We’re writers. We should be the most observant people around. That’s how we learn about the world and how it works. That’s what Lamott is proposing in this chapter. There are so many quotables in this chapter that I will comment on several.
The writer is a person who is standing apart, like the cheese in “The Farmer in the Dell” standing there alone but deciding to take a few notes.
Lamott isn’t saying to remove yourself from life. Where would we get angst for our stories? Heavens no, she is saying that it’s all there for the taking. Pay attention. Keep something handy to write on or tip-tap on. See the world as your library. You’re always learning, always gathering.
Your job is to see people as they really are, and to do this, you have to know who you are in the most compassionate possible sense. Then you can recognize others…I am learning slowly to bring my crazy pinball-machine mind back to this place of friendly detachment toward myself, so I can look out at the world and see all those other things with respect.
Lamott’s theory is this: If you can’t be compassionate about your humanness, how will you portray your characters compassionately, and then how will your readers relate? Who knew being a writer required so much internal work, but it does. It really, really does.

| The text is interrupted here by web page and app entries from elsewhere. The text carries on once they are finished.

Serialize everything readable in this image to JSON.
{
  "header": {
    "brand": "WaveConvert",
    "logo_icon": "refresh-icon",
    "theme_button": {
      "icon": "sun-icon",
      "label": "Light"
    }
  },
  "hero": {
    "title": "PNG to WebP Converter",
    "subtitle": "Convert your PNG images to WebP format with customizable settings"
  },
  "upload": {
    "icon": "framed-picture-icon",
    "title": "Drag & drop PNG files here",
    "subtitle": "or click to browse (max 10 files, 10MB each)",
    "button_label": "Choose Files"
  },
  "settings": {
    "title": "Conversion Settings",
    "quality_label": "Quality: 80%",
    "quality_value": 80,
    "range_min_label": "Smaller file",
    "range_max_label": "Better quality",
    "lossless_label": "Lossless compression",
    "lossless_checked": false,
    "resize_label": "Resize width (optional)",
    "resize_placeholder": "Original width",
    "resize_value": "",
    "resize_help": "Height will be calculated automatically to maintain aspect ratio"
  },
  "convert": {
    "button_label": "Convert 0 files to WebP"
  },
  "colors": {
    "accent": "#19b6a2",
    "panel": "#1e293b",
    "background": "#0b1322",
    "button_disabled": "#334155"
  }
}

Just as I was gaining the interest of an agent and a publisher, I ruptured a disk in my neck. For 15 months, I lay as motionless as possible to reduce the pain until the docs agreed what was going on. In the meantime, I learned quite a bit about myself, and it was shocking. Pain flays you open and there I was, the real Patti. I had to avert my eyes at times, but then I took pity on the girl and saw that she was doing the best she could. Not coincidentally, I learned quite a bit about God and his compassion too. That blip in my schedule made me a better writer by forcing me to know the real Patti and like her. If I were you, I would skip the spinal cord injury part and make peace with who you are. You’re wonderful! God thinks so. And take notes!
This is our goal as writers, I think; to help others have this sense of –please forgive me—wonder, of seeing things anew, things that can catch us off guard, that break in on our small, bordered worlds…I think this is how we are supposed to be in the world—present and in awe.
A trip to Africa will do this, so can a trip to the grocery store or out to the garden. Making observations and writing them down will train you to be present and to see the world around you with wonder. Your readers will join you. Here are six things I saw anew today:
- Are the hummingbird vines being stingy, or are they awaiting some clarion call?
- Two grim-faced sparrows wait inside the birdhouse for lunch to be delivered.
- Grocery shoppers lean into their duty, pointing the way with their noses to dinner. Something easy and exquisite, hopefully.
- The woman read the label with such reverence, I expected her to clench the jar of Prego to her heart.
- The sofa cushion smiles with use.
- Nasturtiums the size of lunch plates nod in the breeze.
It doesn’t hurt to have a two-year-old around, either.
How are you as an observer? Are you compassionate with yourself? Do you agree this is necessary to be a good storyteller? I can think of some counterexamples in literature, but I like the idea of giving myself room to grow. And you? Do you see things others miss? How do you cue yourself to be stay in the present? How do you realize compassion for your characters, even the stinkers?